“We’d hoped for more, particularly from donors in the region who have yet to step up and commit funds for a crisis in their backyard.
“If we act now, we can avert what could be a point of no return and we can save millions.”
The UN was seeking $4.27 billion but raised only $1.3 billion, with some major donors going missing, including Saudi Arabia and the United Arab Emirates, who were among the top three at last year’s conference.
The two oil-rich Gulf countries are leading members of the military coalition that intervened in the Yemen war in 2015, shortly after the Huthi rebels seized the capital Sanaa and subsequently much of the north.
The UAE withdrew troops from the country in 2019 but remains an active player.
‘LIVES WILL BE LOST’
“Some of Yemen’s affluent neighbours, also parties to the conflict, have so far pledged nothing for 2022. We hope this will change,” Erin Hutchinson, the Norwegian Refugee Council’s Yemen country director, told AFP.
“It is a catastrophic outcome for the humanitarian response in Yemen. More people are in need this year in Yemen than in 2021. More lives will be lost.”
During Wednesday’s pledging conference, representatives from Saudi Arabia and the UAE stressed the need to stop the Huthi’s “terrorist” actions, with the Emirati official saying the rebels “obstruct and deviate aid”.
Saudi Arabia, meanwhile, said it has provided more than $19 billion in aid and development to the country in the past few years.
“Coalition partners appear now to prefer to control their own funding for Yemen, rather than leave it to the UN,” Elisabeth Kendall, a researcher at the University of Oxford, told AFP.
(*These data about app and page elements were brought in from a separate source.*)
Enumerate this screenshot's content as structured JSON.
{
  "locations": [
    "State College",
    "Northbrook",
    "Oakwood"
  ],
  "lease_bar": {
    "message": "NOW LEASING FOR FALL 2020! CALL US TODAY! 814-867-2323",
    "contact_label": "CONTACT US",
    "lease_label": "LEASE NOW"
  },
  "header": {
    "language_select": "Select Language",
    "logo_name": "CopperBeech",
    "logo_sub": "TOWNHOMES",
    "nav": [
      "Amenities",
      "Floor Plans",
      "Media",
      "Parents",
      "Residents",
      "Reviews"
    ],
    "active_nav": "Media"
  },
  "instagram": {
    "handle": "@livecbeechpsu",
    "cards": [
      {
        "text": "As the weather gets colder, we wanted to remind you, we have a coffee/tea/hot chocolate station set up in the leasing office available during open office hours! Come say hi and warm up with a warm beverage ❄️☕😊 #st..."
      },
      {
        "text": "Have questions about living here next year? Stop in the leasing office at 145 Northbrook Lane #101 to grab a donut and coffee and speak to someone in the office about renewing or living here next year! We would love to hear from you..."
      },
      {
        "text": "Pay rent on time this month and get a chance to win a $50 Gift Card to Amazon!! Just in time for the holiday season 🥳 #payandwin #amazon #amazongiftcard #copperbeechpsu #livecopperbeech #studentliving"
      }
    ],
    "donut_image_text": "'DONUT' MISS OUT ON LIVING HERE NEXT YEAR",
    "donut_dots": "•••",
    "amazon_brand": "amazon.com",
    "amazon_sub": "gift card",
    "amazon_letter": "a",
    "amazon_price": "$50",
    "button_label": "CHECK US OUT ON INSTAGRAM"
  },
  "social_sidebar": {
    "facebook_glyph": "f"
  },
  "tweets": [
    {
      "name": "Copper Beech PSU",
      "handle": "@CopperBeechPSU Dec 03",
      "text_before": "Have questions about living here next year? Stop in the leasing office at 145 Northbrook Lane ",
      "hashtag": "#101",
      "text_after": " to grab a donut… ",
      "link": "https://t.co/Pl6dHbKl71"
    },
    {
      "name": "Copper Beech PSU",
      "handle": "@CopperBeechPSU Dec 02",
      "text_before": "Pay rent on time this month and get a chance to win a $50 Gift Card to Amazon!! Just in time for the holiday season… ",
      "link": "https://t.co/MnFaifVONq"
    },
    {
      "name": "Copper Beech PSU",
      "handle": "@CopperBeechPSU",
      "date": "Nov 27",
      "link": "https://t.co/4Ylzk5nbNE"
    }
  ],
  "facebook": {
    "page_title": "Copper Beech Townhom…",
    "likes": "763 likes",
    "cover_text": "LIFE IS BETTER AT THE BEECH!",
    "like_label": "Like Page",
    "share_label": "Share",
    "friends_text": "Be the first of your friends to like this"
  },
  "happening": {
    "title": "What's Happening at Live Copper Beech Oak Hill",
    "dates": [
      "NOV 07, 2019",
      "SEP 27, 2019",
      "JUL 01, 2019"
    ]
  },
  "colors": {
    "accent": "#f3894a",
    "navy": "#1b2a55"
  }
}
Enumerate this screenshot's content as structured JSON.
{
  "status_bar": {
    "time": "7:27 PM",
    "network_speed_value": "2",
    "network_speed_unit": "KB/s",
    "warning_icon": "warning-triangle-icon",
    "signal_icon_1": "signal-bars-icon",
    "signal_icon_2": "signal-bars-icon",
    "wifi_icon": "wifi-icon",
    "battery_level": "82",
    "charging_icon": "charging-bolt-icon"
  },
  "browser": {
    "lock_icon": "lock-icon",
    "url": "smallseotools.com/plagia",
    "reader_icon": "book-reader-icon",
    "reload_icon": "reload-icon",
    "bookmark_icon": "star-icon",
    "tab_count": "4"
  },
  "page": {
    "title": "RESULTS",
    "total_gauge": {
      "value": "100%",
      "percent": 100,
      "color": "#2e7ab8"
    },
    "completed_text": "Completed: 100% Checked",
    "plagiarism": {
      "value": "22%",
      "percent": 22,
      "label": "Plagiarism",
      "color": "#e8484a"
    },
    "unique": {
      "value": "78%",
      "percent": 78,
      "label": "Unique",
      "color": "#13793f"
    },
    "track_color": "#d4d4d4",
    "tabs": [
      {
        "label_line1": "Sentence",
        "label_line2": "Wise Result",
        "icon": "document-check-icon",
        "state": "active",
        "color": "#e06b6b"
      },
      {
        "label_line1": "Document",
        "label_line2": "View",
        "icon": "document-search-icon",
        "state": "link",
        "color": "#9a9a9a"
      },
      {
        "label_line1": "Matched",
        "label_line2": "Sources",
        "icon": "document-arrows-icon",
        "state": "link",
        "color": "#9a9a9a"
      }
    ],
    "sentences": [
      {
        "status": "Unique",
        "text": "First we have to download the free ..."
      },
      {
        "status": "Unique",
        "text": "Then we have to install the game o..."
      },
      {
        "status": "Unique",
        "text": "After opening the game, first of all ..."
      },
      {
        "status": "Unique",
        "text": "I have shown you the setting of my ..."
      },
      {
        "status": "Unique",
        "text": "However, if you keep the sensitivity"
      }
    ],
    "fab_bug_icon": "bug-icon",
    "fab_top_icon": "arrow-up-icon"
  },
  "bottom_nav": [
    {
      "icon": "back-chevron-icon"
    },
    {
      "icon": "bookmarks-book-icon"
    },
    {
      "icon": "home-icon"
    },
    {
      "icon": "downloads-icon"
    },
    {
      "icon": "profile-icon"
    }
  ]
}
“This may be because Yemen’s worst-hit areas are under Huthi control, so it may be unpalatable to see their aid flowing into the very areas over which they are fighting.”
According to Abdulghani al-Iryani, a senior researcher at the Sanaa Center for Strategic Studies, the coalition partners “appear to make their humanitarian response in the way that reaps greater political benefit, through their own organisations”.
The six-nation Gulf Cooperation Council said Thursday it seeks to host discussions between Yemen’s warring sides in Saudi Arabia, despite the Huthi rebels’ rejection of talks in “enemy countries”.